Hispanic Heritage Month

Last December the members of the Latin American Culture Club and El Centro Latino wrote a letter to the staff and faculty of Bellevue College. In this letter they addressed their concerns about the lack of involvement and support of the community in the organization and planning of Hispanic Heritage Month.

That year, had it not been for the collaborative work of the El Centro director, advisers, and members of LACC, there would not have been any recognition for Hispanic Heritage Month.

“Last year, it was really sad because it is a big group on campus and it is sad that we don’t get represented. I feel that everyone deserves to have that recognition for their month,” said El Centro Latino director Victoria Sifuentes.

The Latino population is not only a big group: it is the third largest population on campus.

Hispanic Heritage Month “is the time in which we celebrate our heritage as Latinos and the accomplishments we have had in this country … This is why it is such an important celebration for us because we can celebrate who we are and where we come from,” said Gabriela Gonzales, member of LACC and former director of El Centro Latino.

However, the frustration was not only for those of Hispanic descent.  “I feel that it’s important that every culture is represented given that it’s a very diverse campus,” Sinfuentes pointed out.

Hispanic Heritage Month is held September 15 to October 15.

In the process of making this event possible Sinfuentes contacted different staff from different departments including Student Programs, focusing on the people who were interested in helping create events and had insight into the Latino heritage. They worked together to brainstorm and organize every detail over the summer.

Unlike previous years, “this year what we did was target different people and contacted teachers that have things in common with our events. We’ve also been talking to students and we’ve made sure that the events will be more out there, so that they are more visible,” said Sinfuentes.

Thanks to the letter that was addressed to the Bellevue College community last year, Sinfuentes said that they are getting more support from faculty and staff. She believes that if anyone ever had a doubt that voicing an opinion never changed a thing, they’d be proven wrong by the success El Centro Latino and the LACC have experienced.

“It’s very helpful and I’m glad the problem is getting recognized because we do need more help in other programs,” said Sinfuentes.

The events of Hispanic Heritage Month range from social to educational.
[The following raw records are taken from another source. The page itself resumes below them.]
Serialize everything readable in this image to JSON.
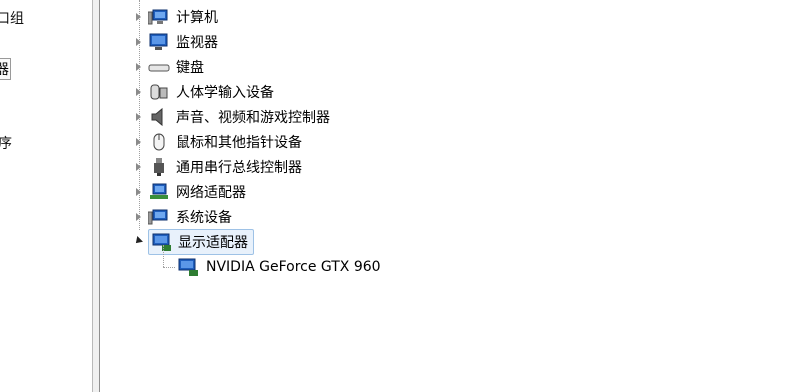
{
  "left_panel": {
    "fragments": [
      "口组",
      "器",
      "序",
      "："
    ]
  },
  "tree": {
    "items": [
      {
        "label": "计算机",
        "icon": "computer-icon",
        "expanded": false
      },
      {
        "label": "监视器",
        "icon": "monitor-icon",
        "expanded": false
      },
      {
        "label": "键盘",
        "icon": "keyboard-icon",
        "expanded": false
      },
      {
        "label": "人体学输入设备",
        "icon": "hid-icon",
        "expanded": false
      },
      {
        "label": "声音、视频和游戏控制器",
        "icon": "speaker-icon",
        "expanded": false
      },
      {
        "label": "鼠标和其他指针设备",
        "icon": "mouse-icon",
        "expanded": false
      },
      {
        "label": "通用串行总线控制器",
        "icon": "usb-icon",
        "expanded": false
      },
      {
        "label": "网络适配器",
        "icon": "network-adapter-icon",
        "expanded": false
      },
      {
        "label": "系统设备",
        "icon": "system-device-icon",
        "expanded": false
      },
      {
        "label": "显示适配器",
        "icon": "display-adapter-icon",
        "expanded": true,
        "selected": true
      }
    ],
    "child": {
      "label": "NVIDIA GeForce GTX 960",
      "icon": "display-adapter-icon"
    }
  },
  "colors": {
    "selection_bg": "#e8f1fb",
    "selection_border": "#9ec2e6",
    "icon_blue": "#1f5fbf"
  }
}
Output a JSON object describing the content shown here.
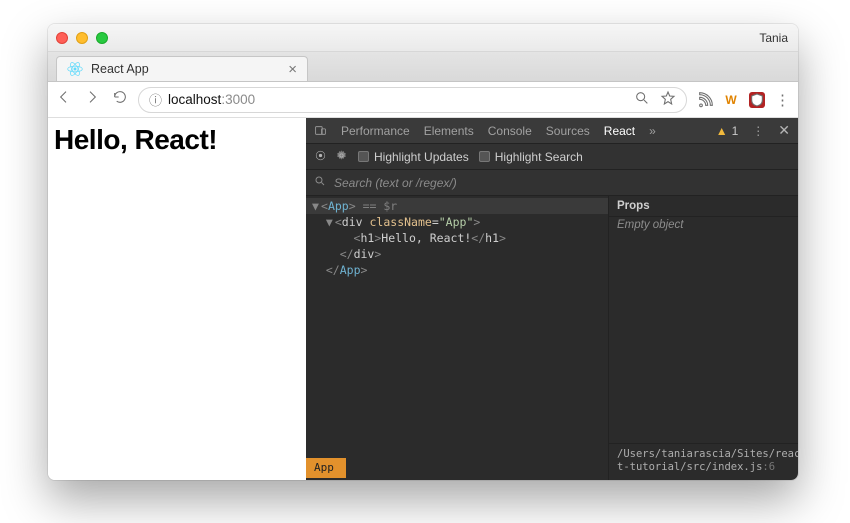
{
  "window": {
    "profile_name": "Tania"
  },
  "tab": {
    "title": "React App",
    "close": "×"
  },
  "omnibox": {
    "info_icon": "ⓘ",
    "host": "localhost",
    "port": ":3000"
  },
  "page": {
    "heading": "Hello, React!"
  },
  "devtools": {
    "tabs": {
      "performance": "Performance",
      "elements": "Elements",
      "console": "Console",
      "sources": "Sources",
      "react": "React",
      "more": "»",
      "warn_count": "1"
    },
    "subbar": {
      "highlight_updates": "Highlight Updates",
      "highlight_search": "Highlight Search"
    },
    "search": {
      "placeholder": "Search (text or /regex/)"
    },
    "tree": {
      "line1_open": "<App>",
      "line1_suf": " == $r",
      "line2_pre": "<div ",
      "line2_attr": "className",
      "line2_eq": "=",
      "line2_val": "\"App\"",
      "line2_close": ">",
      "line3_open": "<h1>",
      "line3_text": "Hello, React!",
      "line3_close": "</h1>",
      "line4": "</div>",
      "line5": "</App>",
      "breadcrumb": "App"
    },
    "side": {
      "props_title": "Props",
      "props_body": "Empty object",
      "path_a": "/Users/taniarascia/Sites/reac",
      "path_b": "t-tutorial/src/index.js",
      "path_line": ":6"
    }
  }
}
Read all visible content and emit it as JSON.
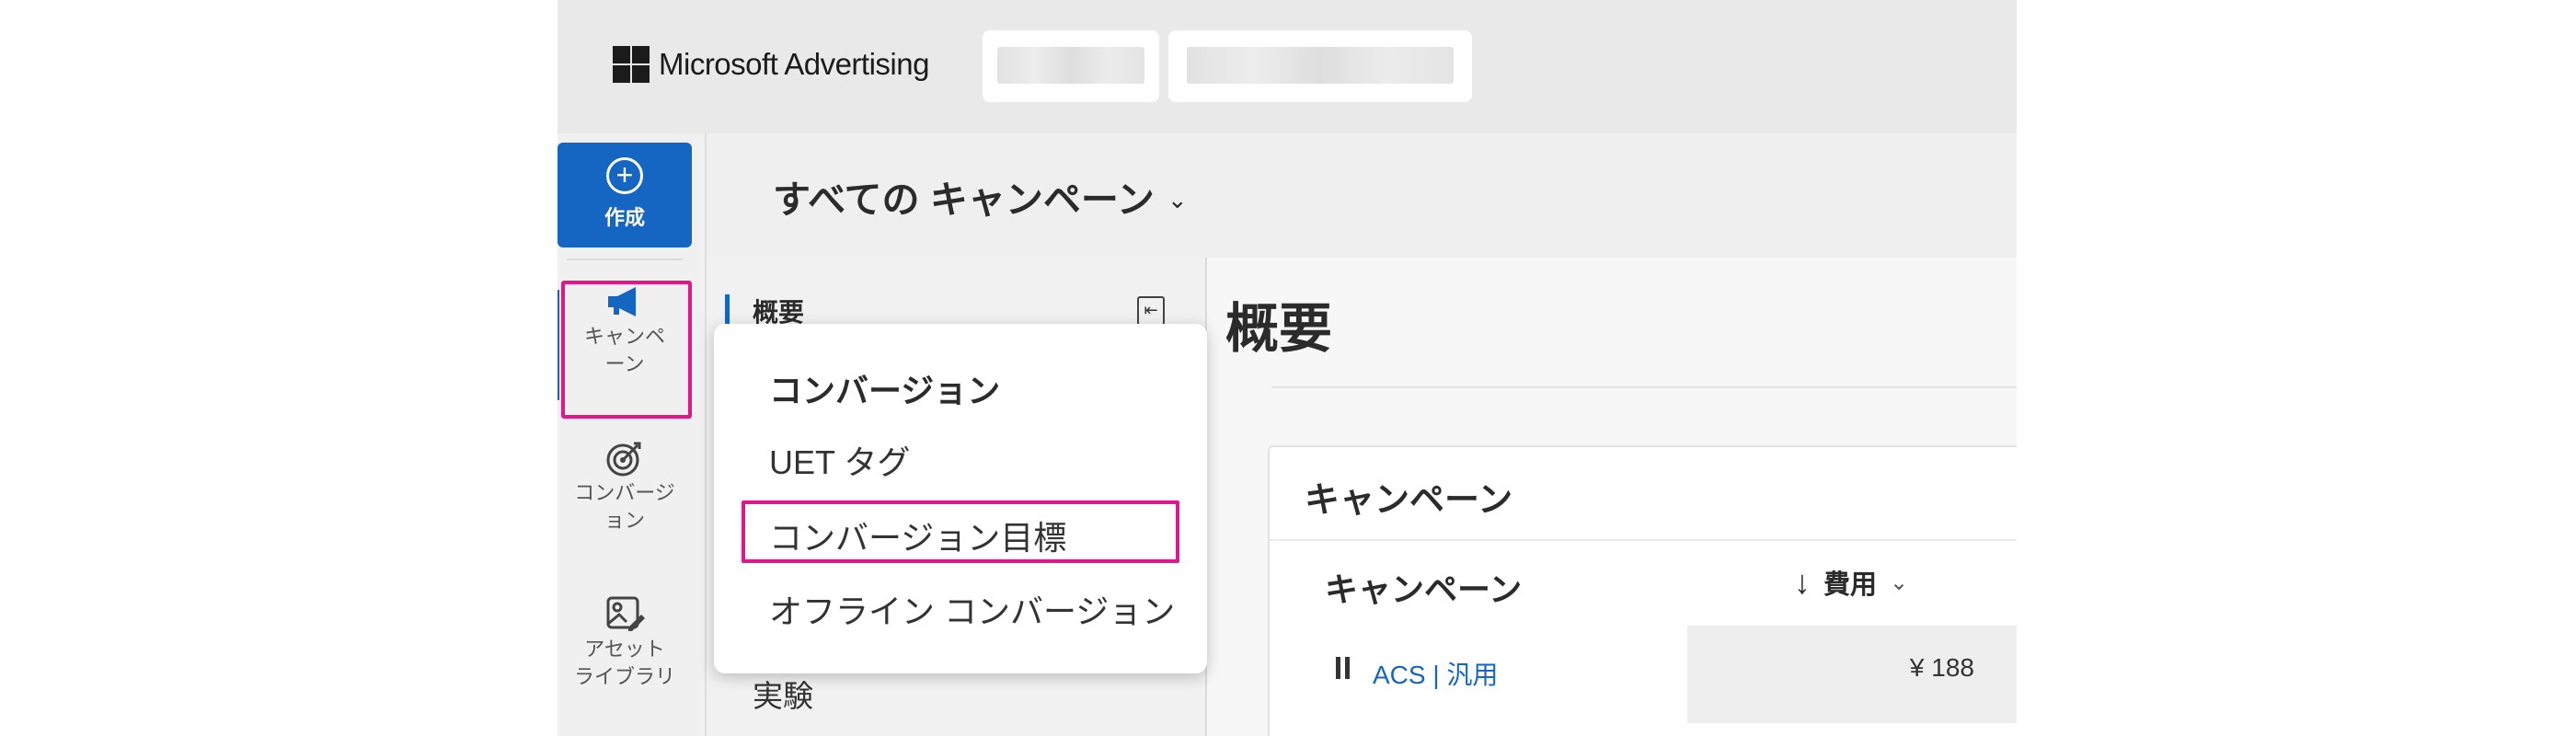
{
  "header": {
    "brand": "Microsoft Advertising"
  },
  "rail": {
    "create_label": "作成",
    "items": [
      {
        "label": "キャンペーン"
      },
      {
        "label": "コンバージョン"
      },
      {
        "label": "アセット ライブラリ"
      }
    ]
  },
  "page": {
    "campaign_selector": "すべての キャンペーン",
    "title": "概要"
  },
  "subnav": {
    "overview": "概要",
    "experiments": "実験"
  },
  "menu": {
    "header": "コンバージョン",
    "items": [
      "UET タグ",
      "コンバージョン目標",
      "オフライン コンバージョン"
    ]
  },
  "card": {
    "title": "キャンペーン",
    "columns": {
      "campaign": "キャンペーン",
      "cost": "費用"
    },
    "rows": [
      {
        "name": "ACS | 汎用",
        "cost": "¥ 188"
      }
    ]
  },
  "colors": {
    "accent": "#1466c2",
    "highlight": "#e0168a"
  }
}
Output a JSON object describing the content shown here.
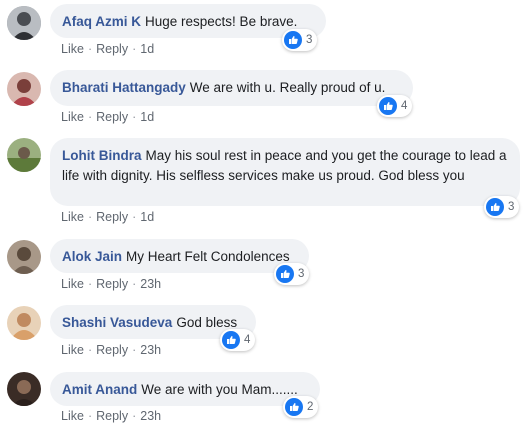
{
  "actions": {
    "like_label": "Like",
    "reply_label": "Reply",
    "separator": "·"
  },
  "comments": [
    {
      "author": "Afaq Azmi K",
      "text": "Huge respects! Be brave.",
      "time": "1d",
      "reactions": "3",
      "avatar_color": "#8a8f96"
    },
    {
      "author": "Bharati Hattangady",
      "text": "We are with u. Really proud of u.",
      "time": "1d",
      "reactions": "4",
      "avatar_color": "#b46a6e"
    },
    {
      "author": "Lohit Bindra",
      "text": "May his soul rest in peace and you get the courage to lead a life with dignity. His selfless services make us proud. God bless you",
      "time": "1d",
      "reactions": "3",
      "avatar_color": "#6b8a4a"
    },
    {
      "author": "Alok Jain",
      "text": "My Heart Felt Condolences",
      "time": "23h",
      "reactions": "3",
      "avatar_color": "#7a6a5a"
    },
    {
      "author": "Shashi Vasudeva",
      "text": "God bless",
      "time": "23h",
      "reactions": "4",
      "avatar_color": "#c9a27a"
    },
    {
      "author": "Amit Anand",
      "text": "We are with you Mam.......",
      "time": "23h",
      "reactions": "2",
      "avatar_color": "#4a3a32"
    }
  ],
  "colors": {
    "author": "#385898",
    "bubble": "#f0f2f5",
    "like_badge": "#1877f2",
    "meta": "#606770"
  },
  "icons": {
    "reaction": "thumbs-up-icon"
  }
}
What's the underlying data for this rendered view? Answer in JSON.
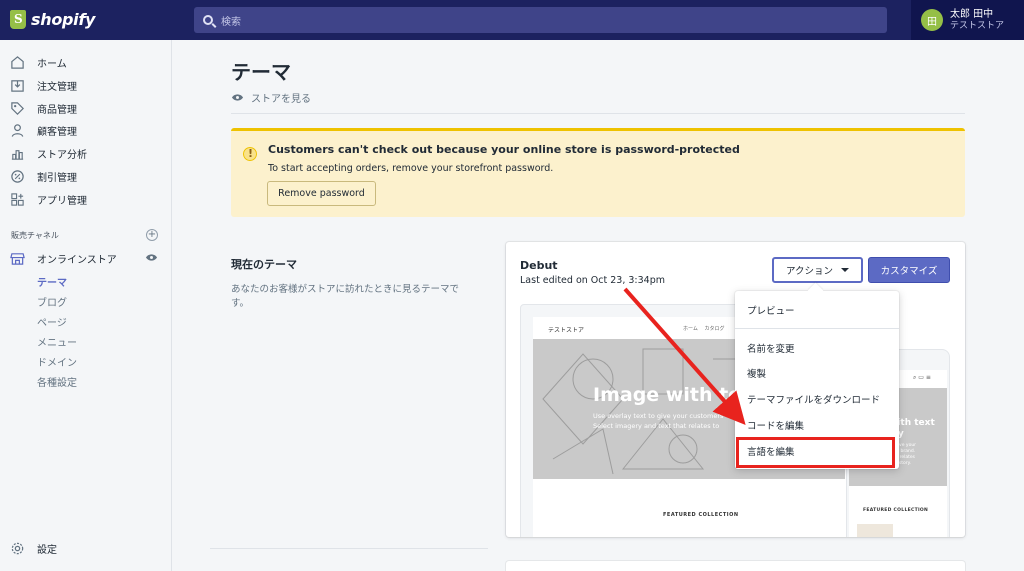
{
  "app": {
    "name": "shopify"
  },
  "search": {
    "placeholder": "検索"
  },
  "user": {
    "initial": "田",
    "name": "太郎 田中",
    "store": "テストストア"
  },
  "sidebar": {
    "items": [
      {
        "label": "ホーム",
        "icon": "home-icon"
      },
      {
        "label": "注文管理",
        "icon": "orders-icon"
      },
      {
        "label": "商品管理",
        "icon": "tag-icon"
      },
      {
        "label": "顧客管理",
        "icon": "person-icon"
      },
      {
        "label": "ストア分析",
        "icon": "analytics-icon"
      },
      {
        "label": "割引管理",
        "icon": "discount-icon"
      },
      {
        "label": "アプリ管理",
        "icon": "apps-icon"
      }
    ],
    "channels_label": "販売チャネル",
    "online_store": "オンラインストア",
    "sub_items": [
      "テーマ",
      "ブログ",
      "ページ",
      "メニュー",
      "ドメイン",
      "各種設定"
    ],
    "settings": "設定"
  },
  "page": {
    "title": "テーマ",
    "view_store": "ストアを見る"
  },
  "banner": {
    "title": "Customers can't check out because your online store is password-protected",
    "text": "To start accepting orders, remove your storefront password.",
    "button": "Remove password"
  },
  "current_theme": {
    "section_title": "現在のテーマ",
    "description": "あなたのお客様がストアに訪れたときに見るテーマです。",
    "name": "Debut",
    "edited": "Last edited on Oct 23, 3:34pm",
    "action_button": "アクション",
    "customize_button": "カスタマイズ"
  },
  "preview": {
    "store": "テストストア",
    "nav": "ホーム　 カタログ",
    "hero_title": "Image with text",
    "hero_sub_1": "Use overlay text to give your customers",
    "hero_sub_2": "Select imagery and text that relates to",
    "featured": "FEATURED COLLECTION",
    "mobile_hero_1": "with text",
    "mobile_hero_2": "lay",
    "mobile_sub": "to give your\nyour brand.\nthat relates\nand story.",
    "mobile_featured": "FEATURED COLLECTION"
  },
  "dropdown": {
    "items": [
      "プレビュー",
      "名前を変更",
      "複製",
      "テーマファイルをダウンロード",
      "コードを編集",
      "言語を編集"
    ]
  },
  "colors": {
    "topbar": "#1c2260",
    "accent": "#5c6ac4",
    "banner": "#fcf1cd",
    "highlight": "#e8231e"
  }
}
There will be samba and salsa dance classes as well as guest speakers and a documentary.

“I really hope that the campus community, including faculty and staff, engage in the conversations El Centro Latino has prepared for Hispanic Heritage Month and learn about what it means to be Latino in the United States and in Latin America,” said Gonzales. “I hope we open the campus for a more diverse and welcoming environment where we educate students about our differences and similarities.”